(Material to process)
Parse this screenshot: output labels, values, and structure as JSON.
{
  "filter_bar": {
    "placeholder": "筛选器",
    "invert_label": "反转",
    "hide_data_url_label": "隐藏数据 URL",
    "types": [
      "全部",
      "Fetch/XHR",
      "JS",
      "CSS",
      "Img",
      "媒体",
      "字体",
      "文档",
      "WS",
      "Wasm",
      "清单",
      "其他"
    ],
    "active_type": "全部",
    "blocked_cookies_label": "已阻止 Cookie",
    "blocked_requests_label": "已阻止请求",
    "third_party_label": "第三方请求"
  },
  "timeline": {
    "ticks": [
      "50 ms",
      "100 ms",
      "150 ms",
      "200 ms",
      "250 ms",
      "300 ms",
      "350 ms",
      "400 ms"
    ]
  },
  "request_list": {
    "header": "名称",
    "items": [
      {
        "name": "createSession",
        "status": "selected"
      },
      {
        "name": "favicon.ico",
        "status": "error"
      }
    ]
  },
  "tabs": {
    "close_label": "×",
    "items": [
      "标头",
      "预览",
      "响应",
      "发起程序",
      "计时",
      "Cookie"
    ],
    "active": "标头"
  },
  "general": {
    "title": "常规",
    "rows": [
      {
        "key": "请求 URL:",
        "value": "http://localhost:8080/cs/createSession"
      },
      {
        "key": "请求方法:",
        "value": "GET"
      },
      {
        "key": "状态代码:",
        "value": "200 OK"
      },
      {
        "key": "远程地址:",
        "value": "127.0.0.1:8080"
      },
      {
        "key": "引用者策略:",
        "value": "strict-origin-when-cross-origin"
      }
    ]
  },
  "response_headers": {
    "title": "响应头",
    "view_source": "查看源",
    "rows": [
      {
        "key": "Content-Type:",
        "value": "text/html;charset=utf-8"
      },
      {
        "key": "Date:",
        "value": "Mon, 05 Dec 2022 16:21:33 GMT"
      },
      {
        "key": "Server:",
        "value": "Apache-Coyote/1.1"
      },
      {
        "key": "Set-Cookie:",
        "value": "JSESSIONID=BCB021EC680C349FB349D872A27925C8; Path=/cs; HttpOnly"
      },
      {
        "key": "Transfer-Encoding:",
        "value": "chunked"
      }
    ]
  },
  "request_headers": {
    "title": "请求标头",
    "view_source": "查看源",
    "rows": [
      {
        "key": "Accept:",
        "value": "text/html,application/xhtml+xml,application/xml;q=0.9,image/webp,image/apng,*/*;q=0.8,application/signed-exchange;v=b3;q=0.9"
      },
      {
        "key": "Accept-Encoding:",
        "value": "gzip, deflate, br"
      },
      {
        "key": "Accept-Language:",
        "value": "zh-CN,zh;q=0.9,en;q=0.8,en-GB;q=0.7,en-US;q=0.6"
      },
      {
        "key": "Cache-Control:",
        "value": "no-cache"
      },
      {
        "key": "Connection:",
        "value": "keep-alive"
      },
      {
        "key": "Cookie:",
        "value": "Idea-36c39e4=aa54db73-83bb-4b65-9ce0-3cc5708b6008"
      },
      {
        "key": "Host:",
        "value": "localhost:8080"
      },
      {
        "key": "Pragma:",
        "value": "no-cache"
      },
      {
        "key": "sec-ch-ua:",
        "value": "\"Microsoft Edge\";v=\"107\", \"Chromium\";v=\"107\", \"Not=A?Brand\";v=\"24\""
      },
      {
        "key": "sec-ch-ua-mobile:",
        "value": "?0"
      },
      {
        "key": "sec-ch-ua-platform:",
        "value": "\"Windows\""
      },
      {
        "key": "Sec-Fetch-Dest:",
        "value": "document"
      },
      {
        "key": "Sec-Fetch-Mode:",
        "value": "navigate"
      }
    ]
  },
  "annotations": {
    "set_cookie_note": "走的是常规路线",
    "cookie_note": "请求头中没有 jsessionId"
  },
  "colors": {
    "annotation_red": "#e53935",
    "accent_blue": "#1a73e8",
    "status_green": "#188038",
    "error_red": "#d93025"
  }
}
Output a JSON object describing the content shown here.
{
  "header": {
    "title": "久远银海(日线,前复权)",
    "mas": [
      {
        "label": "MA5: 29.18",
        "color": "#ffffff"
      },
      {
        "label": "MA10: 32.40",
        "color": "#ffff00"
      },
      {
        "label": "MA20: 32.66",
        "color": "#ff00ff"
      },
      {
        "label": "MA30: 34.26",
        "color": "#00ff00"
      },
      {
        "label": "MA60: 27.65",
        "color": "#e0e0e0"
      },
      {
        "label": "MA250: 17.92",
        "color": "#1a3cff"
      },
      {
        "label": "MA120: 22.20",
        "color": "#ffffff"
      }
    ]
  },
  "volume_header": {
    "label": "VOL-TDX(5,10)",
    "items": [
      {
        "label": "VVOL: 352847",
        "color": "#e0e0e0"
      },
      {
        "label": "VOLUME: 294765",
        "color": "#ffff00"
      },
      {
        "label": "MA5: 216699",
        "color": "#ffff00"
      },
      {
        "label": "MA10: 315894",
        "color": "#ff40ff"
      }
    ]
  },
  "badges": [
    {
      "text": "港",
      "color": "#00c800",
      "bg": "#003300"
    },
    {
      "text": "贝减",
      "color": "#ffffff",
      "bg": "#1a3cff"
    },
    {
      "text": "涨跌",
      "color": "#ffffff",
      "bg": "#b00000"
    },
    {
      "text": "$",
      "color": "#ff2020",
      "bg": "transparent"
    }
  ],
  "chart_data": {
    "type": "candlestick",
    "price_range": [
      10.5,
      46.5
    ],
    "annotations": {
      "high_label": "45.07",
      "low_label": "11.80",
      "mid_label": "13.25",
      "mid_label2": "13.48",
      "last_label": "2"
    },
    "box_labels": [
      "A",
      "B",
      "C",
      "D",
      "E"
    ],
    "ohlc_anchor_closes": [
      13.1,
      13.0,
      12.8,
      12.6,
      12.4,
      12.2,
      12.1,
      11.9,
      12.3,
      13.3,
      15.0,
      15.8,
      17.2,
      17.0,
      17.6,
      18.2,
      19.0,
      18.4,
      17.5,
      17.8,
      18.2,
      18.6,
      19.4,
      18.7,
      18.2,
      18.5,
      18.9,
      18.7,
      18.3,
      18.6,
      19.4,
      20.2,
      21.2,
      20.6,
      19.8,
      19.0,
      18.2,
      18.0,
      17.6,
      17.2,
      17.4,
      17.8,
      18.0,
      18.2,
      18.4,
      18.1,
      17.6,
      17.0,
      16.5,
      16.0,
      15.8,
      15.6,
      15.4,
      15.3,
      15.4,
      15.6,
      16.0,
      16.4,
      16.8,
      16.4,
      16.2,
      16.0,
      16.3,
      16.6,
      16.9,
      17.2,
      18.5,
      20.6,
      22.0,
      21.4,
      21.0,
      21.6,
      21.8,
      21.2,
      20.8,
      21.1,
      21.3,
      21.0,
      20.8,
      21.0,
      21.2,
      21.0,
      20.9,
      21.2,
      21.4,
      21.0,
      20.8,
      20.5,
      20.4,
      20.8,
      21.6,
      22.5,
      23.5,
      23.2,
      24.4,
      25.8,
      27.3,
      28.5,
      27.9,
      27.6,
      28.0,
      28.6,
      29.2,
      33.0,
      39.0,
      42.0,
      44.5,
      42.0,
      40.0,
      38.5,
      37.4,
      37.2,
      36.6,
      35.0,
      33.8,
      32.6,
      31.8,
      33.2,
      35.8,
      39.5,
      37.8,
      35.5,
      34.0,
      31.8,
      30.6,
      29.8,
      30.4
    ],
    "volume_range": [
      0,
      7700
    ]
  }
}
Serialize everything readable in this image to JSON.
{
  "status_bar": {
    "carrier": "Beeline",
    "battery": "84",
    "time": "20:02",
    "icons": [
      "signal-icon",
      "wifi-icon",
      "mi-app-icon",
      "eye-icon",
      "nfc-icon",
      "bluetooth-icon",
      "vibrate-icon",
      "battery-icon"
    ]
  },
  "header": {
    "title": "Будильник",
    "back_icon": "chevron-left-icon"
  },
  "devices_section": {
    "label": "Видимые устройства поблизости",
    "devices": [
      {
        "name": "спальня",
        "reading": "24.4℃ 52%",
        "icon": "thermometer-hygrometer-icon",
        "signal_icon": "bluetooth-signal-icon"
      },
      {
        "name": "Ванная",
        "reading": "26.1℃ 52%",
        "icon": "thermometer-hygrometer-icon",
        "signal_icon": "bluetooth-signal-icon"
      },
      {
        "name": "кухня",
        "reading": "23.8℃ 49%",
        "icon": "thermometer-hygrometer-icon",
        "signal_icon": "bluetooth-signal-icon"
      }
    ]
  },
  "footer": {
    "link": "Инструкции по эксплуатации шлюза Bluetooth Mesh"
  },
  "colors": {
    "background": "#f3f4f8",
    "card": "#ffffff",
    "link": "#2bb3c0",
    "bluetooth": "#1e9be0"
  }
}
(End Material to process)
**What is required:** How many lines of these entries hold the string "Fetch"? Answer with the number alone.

**Exercise result:** 3